What Is An Exploit Kit? Beware This All-In-One Approach For Launching A Cyberattack

September 23, 2021 in Malware, Website Security

Somewhere in your home, you likely have a first aid or sewing kit, equipped with everything you need to patch torn clothing or clean a cut or scrape. Cybercriminals, on the other hand, have a different kind of kit, one that’s specially designed to pinpoint vulnerable people, plant malicious software on their device, and extract sensitive data to use as they please. In the cybersecurity industry, this is known as an exploit kit.

What is an exploit kit, exactly? An exploit kit is a pre-assembled product that bad actors can purchase to quickly and easily execute cyber attacks. You can think of it as a convenient toolbox with everything someone would need to find vulnerabilities in a browser, software, or operating system—and then launch an attack.

Exploit kits—or exploit packs, as they’re otherwise called—quickly rose to popularity after debuting in 2006. They target common softwares with widely known vulnerabilities, like those made by Adobe and Microsoft. To this day, the most infamous exploit kit is one called Angler, responsible for infecting over 90,000 websites between 2013 and 2016.

While secured softwares and web browsers have made exploit kits slightly less effective—and, consequently, less prevalent—they’re still a pertinent threat you need to protect yourself against. Read on to find answers to common questions like how does an exploit kit work and what is an exploit kit attack.

How Does An exploit Kit Work?

Simply put, exploit kits find and exploit a vulnerability in an operating system, software, or browser in order to deliver a malware payload. If the potential victim’s device has the system, software, or browser that the exploit kit is programmed to attack, and if they haven’t patched the vulnerability, they’re a prime target.

What makes exploit kits particularly dangerous is how easy they are to use. Because they come ready-made and automated, they don’t require much technical knowledge to deploy, making them perfect for newbies. What’s more, they’re fairly easy to buy on the dark web.

And given that the kits automatically find their targets based on predetermined criteria, any person or business can be on the receiving end of an exploit kit attack. In essence, even if you don’t think you have information or data that’s desirable to hackers, you can still fall victim.

What Is An Exploit Kit Attack?

An exploit kit attack occurs in a few steps:

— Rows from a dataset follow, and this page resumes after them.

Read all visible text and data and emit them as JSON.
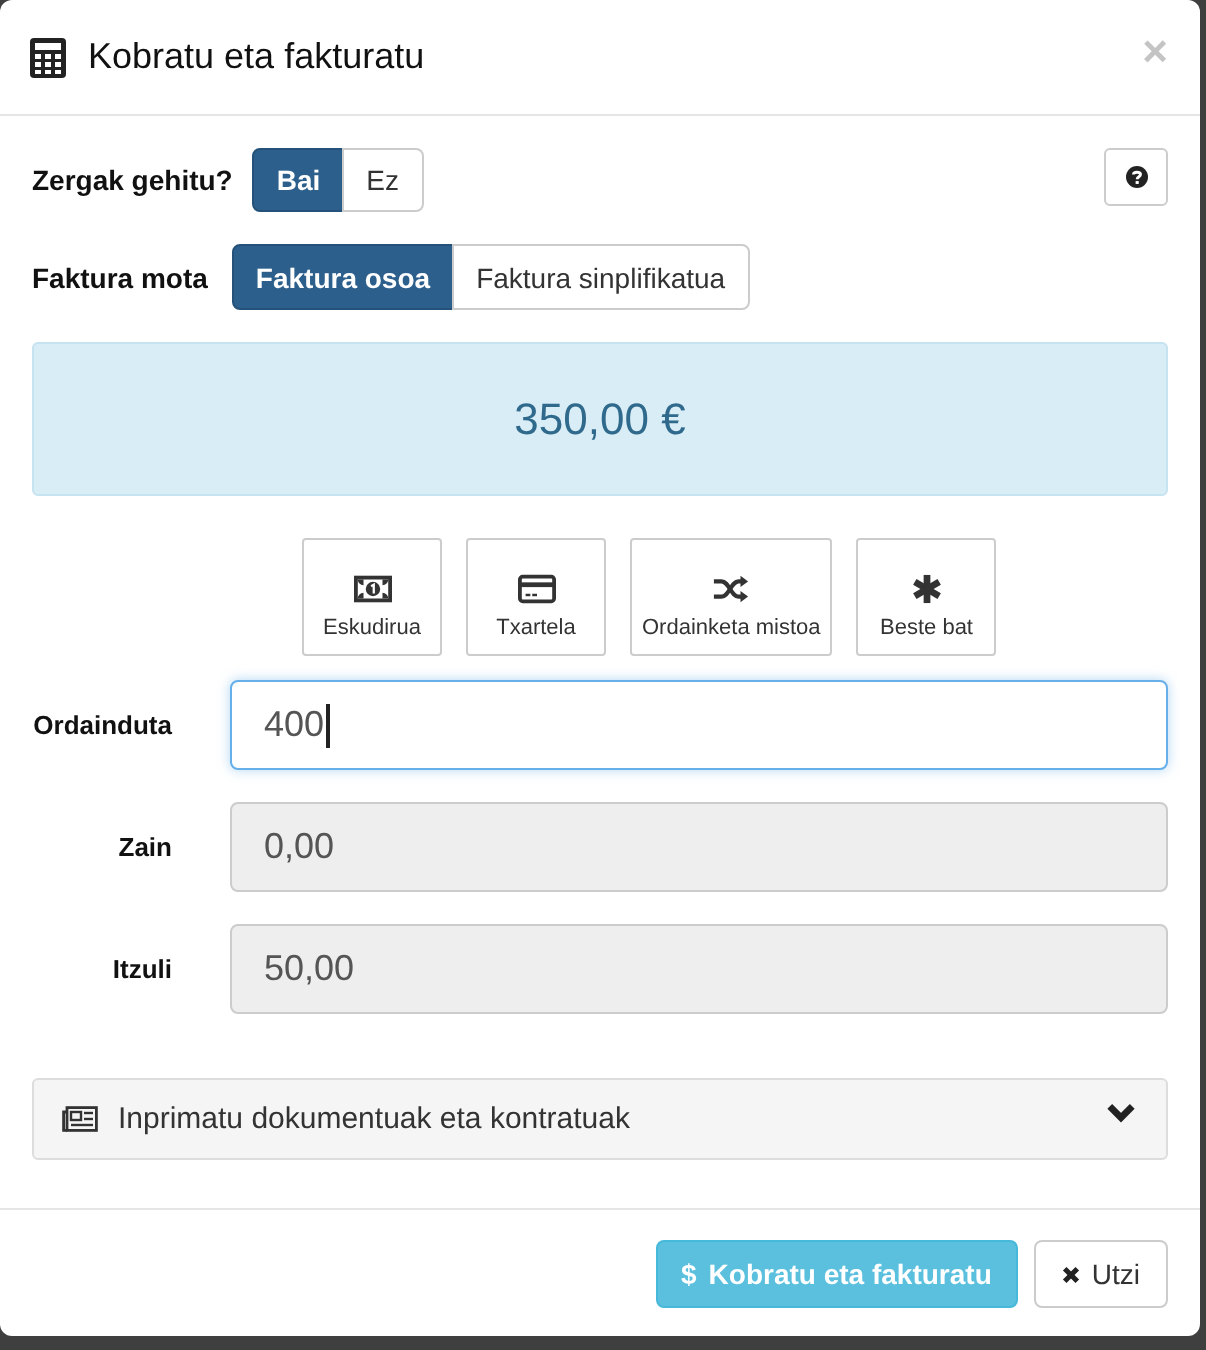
{
  "modal": {
    "title": "Kobratu eta fakturatu",
    "close": "×"
  },
  "tax_row": {
    "label": "Zergak gehitu?",
    "options": [
      {
        "label": "Bai",
        "selected": true
      },
      {
        "label": "Ez",
        "selected": false
      }
    ]
  },
  "invoice_row": {
    "label": "Faktura mota",
    "options": [
      {
        "label": "Faktura osoa",
        "selected": true
      },
      {
        "label": "Faktura sinplifikatua",
        "selected": false
      }
    ]
  },
  "total": "350,00 €",
  "payment_methods": [
    {
      "label": "Eskudirua",
      "kind": "cash"
    },
    {
      "label": "Txartela",
      "kind": "card"
    },
    {
      "label": "Ordainketa mistoa",
      "kind": "mixed"
    },
    {
      "label": "Beste bat",
      "kind": "other"
    }
  ],
  "fields": [
    {
      "label": "Ordainduta",
      "value": "400",
      "readonly": false,
      "focused": true
    },
    {
      "label": "Zain",
      "value": "0,00",
      "readonly": true,
      "focused": false
    },
    {
      "label": "Itzuli",
      "value": "50,00",
      "readonly": true,
      "focused": false
    }
  ],
  "print_panel": {
    "label": "Inprimatu dokumentuak eta kontratuak",
    "expanded": false
  },
  "buttons": [
    {
      "label": "Kobratu eta fakturatu",
      "kind": "primary",
      "symbol": "$"
    },
    {
      "label": "Utzi",
      "kind": "cancel"
    }
  ]
}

  1. Choosing a method of attack. First, the attacker decides what method they’re going to use to bait victims onto the exploit kit’s landing page. Some use social engineering, deceiving people into clicking a link they shouldn’t, while others create malvertisements by planting a corrupted ad on a reputable website.
  1. Homing in on the target. When the victim clicks on the link or malvertisement, they’re redirected to the exploit kit’s landing page. Now the kit can scan for a particular operating system, browser, or software, as well as geolocation using the victim’s IP address.
  1. Infecting the device. If the victim’s system, software, or browser is a match, the exploit kit can find the vulnerability and download malware onto the victim’s device. If the victim’s device doesn’t meet the requirements, or if they’ve already patched the vulnerability, the attack will fail.

Of course, once the exploit kit has delivered a malware payload onto the device, the attacker can record the victim’s keystrokes to learn their passwords, take over system resources, or even render a device inoperable until the victim pays a ransom.

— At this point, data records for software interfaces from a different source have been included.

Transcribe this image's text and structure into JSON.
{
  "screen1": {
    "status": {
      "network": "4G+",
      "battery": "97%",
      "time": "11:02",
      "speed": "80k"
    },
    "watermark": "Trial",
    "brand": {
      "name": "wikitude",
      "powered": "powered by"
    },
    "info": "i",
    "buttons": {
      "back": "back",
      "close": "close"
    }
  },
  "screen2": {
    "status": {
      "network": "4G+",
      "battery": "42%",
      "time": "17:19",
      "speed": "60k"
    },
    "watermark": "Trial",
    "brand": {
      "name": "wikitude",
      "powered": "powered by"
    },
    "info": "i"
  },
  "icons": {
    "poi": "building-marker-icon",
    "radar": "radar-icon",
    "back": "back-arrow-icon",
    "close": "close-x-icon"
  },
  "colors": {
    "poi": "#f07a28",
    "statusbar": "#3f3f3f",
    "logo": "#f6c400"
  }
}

Remedy Your System’s Vulnerabilities With SiteLock

Malware can pose a serious threat to your data, finances, and peace of mind. After learning about exploit kits, you may be wondering about other types of cyber-attacks—and how you can prevent becoming a victim.

For more information on how cyber attackers corrupt your web assets, read “What Is An Attack Vector?” on our blog.

Latest Articles
Categories
Archive
Follow SiteLock